…for the successful SpaceX mission to the ISS, and the subsequent safe return of the crew to Earth. In the past, I have often expressed my annoyance over the uncritical, gushing praise too often lavished on Space Capitalism, although in this case it appears fully justified.
No, I’ve never doubted private enterprise could do the job, after all, every space mission ever mounted by the West has been carried out by private firms; planned and funded, of course, by public money. But it could be argued that those projects were overseen, and the specifications set, by NASA or some other government organization. The private contribution was just that of a highly supervised subcontractor.
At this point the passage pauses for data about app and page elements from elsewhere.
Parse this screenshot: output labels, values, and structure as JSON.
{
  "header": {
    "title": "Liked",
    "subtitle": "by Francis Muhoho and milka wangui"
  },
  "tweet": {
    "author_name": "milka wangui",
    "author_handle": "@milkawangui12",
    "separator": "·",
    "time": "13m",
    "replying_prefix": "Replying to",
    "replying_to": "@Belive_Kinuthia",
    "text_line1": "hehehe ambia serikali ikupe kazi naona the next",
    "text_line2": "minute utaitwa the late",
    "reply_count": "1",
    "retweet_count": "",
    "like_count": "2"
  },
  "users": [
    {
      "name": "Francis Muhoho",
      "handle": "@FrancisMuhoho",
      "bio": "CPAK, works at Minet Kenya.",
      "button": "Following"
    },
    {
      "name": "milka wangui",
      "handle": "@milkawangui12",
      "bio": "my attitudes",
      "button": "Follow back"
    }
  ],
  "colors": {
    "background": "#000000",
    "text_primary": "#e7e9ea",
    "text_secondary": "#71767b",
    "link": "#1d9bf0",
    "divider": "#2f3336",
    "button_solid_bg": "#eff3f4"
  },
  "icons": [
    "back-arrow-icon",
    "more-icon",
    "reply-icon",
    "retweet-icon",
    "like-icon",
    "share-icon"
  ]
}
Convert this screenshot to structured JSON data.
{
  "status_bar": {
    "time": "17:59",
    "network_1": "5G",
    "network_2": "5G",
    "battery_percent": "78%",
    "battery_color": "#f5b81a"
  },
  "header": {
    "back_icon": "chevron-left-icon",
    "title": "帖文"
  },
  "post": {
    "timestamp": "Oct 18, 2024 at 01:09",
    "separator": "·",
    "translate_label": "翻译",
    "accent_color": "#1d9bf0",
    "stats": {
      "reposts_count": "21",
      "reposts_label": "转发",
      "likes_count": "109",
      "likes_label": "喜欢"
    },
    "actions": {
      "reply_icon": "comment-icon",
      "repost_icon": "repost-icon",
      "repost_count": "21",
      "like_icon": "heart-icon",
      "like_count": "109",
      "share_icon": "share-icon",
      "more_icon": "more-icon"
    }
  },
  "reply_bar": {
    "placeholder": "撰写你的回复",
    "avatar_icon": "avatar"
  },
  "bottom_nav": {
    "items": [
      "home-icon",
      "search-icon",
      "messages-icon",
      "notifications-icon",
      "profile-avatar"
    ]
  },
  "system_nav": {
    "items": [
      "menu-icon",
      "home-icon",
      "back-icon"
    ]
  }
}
In this case, the government has gone to a private space service provider and contracted the use of a privately developed system. Sure, it is a system that would not exist without a pre-existing paying government customer, (and a lot of government-provided infrastructure) but that is nit-picking. The Dragon system works well, and presumably it is cheaper and simpler than the NASA alternative. They have proved their case, as well as the general concept and it is a very good day for the American space effort.
But the government still has a role. In addition to being the main paying customer, it must also provide the conditions that enable redundancy and robustness–multiple competing private launch services. Without that, we may soon find ourselves with just another bloated, ineffective, taxpayer-subsidized monopoly that will fail precisely when we need it most.